Although Williams is perhaps best known for the music in the "Star Wars" trilogy by director George Lucas, he has most often worked with director Steven Spielberg. The Hollywood director and the composer have collaborated on 28 films.
At the 2016 event for the American Film Institute's Lifetime Achievement Award that was presented to Williams, Spielberg praised the composer's work and his ability to harness the power that lies in music as it relates to film.
He compared Williams' complex compositions to the work of Debussy and Stravinsky and described the connection between director and composer as "a perfect marriage."
"Without John Williams, bikes don't fly and neither do brooms in Quidditch matches, nor do men in red capes," Spielberg said in his tribute to the composer. "There is no Force, dinosaurs do not walk the earth. We do not wonder, we do not weep, we do not believe," the director added.
Hollywood just happened

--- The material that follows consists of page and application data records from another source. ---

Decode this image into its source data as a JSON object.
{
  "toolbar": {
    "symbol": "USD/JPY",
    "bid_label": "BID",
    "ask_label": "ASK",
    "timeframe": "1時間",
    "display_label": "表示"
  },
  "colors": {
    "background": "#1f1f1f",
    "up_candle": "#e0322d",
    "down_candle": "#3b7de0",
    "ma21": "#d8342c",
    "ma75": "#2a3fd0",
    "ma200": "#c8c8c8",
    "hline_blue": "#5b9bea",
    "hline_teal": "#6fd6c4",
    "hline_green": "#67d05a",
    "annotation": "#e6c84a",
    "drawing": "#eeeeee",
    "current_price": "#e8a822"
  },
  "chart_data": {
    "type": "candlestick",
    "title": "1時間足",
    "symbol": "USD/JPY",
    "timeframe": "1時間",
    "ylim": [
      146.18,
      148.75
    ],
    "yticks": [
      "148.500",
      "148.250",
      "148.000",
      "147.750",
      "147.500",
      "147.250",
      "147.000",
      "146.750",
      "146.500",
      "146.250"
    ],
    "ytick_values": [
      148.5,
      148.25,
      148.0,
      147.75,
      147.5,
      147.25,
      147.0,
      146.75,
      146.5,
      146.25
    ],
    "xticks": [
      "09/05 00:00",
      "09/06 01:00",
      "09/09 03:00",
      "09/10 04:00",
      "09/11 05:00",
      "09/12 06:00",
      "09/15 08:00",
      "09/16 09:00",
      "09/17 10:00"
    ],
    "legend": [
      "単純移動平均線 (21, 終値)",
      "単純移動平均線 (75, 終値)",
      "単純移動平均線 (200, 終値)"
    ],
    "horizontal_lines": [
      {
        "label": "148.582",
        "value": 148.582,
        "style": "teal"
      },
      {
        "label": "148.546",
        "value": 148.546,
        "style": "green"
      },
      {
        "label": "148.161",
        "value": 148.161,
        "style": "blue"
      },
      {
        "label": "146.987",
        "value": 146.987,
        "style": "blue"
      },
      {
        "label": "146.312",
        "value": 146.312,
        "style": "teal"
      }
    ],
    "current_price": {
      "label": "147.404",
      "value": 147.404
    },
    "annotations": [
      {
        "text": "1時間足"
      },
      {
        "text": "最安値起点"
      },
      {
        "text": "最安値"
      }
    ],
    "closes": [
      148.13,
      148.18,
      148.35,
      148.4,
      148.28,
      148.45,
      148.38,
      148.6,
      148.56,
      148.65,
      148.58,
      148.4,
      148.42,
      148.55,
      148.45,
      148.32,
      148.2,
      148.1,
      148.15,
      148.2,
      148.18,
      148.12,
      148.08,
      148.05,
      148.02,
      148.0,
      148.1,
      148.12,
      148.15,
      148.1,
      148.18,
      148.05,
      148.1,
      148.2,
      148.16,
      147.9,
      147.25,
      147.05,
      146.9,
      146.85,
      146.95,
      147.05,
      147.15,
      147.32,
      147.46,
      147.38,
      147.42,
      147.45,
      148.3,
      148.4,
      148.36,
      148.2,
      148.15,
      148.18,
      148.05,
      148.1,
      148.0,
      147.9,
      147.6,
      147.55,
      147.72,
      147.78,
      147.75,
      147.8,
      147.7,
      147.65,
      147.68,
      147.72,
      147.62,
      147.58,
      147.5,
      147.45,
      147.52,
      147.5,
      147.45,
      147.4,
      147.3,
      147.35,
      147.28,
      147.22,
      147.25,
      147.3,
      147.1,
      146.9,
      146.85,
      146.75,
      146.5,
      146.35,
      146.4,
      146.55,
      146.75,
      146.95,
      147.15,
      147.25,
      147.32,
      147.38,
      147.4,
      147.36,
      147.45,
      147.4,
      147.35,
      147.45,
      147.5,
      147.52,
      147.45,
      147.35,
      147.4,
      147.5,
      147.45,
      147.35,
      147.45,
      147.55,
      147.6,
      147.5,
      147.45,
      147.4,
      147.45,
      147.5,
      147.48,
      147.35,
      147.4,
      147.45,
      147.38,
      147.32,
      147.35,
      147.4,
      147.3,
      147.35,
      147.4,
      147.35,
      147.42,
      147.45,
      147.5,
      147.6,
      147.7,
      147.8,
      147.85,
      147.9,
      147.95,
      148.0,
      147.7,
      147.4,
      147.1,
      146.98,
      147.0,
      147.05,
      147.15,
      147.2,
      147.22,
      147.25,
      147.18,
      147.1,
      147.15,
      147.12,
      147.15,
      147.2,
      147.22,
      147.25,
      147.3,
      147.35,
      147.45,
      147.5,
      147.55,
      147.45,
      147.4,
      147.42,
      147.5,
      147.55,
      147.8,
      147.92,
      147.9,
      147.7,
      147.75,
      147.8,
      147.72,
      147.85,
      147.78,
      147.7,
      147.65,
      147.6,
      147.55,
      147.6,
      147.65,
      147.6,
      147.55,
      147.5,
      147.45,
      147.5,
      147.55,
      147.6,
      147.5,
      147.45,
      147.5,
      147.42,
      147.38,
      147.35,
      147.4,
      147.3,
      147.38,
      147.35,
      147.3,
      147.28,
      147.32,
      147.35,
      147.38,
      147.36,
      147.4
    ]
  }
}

Williams was born in New York in 1932. The son of an orchestral musician, he studied piano at the prestigious Juilliard School in Manhattan and worked as a jazz musician.
As a young musician, he didn't set out to write film scores, he once told BBC Music Magazine. He was more interested in playing the piano and, in his own words, was "pretty good" at it.
He claims his Hollywood career came about by chance: "I just put one foot in front of the other," he said. While performing on film scores by other composers as a session musician, he started composing his own scores, gaining recognition for his versatility in different music genres.
A record number of Oscar nominations
William's work is not only limited to film scores. Featured as a guest conductor for numerous orchestras, Williams also composed the 2002 Olympic anthem "Call of the Champions" for the Winter Games in Salt Lake City and the music for the swearing-in ceremony of US President Barack Obama in 2009. The composer has also created original works for famous classical musicians, such as violinist Itzhak Perlman and cellist Yo-Yo Ma.
With 52 nods from the Academy to date, Williams currently holds the record for the most Oscar nominations for a living person, and the second most-nominated individual after Walt Disney.
The list of Hollywood films for which he has composed soundtracks is notably impressive, including "E.T.," "Superman," the first three films of the Harry Potter series and "Schindler's List," among many others.
With the music for "Star Wars: The Rise of Skywalker," Williams earned his 52nd Oscar nomination in 2020.
He has won the prestigious award five times since 1972, for "Fiddler on the Roof," "Jaws," "Star Wars," "E.T." and "Schindler's List."
An important milestone
John Williams' 90th birthday will be duly celebrated. Over the next months, orchestras, film and music associations are planning numerous tributes to mark the milestone.
In October 2021, Williams conducted the Berlin Philharmonic in a program of his well-known compositions. That appearance was "a great honor and privilege" for him, he said at the time.
The compliment is now returned by the well-wishers: as a special gift, the album "John Williams: The Berlin Concert" will be released in honor of his birthday on February 7. It was created in cooperation with star violinist Anne-Sophie Mutter.
This article was translated from German.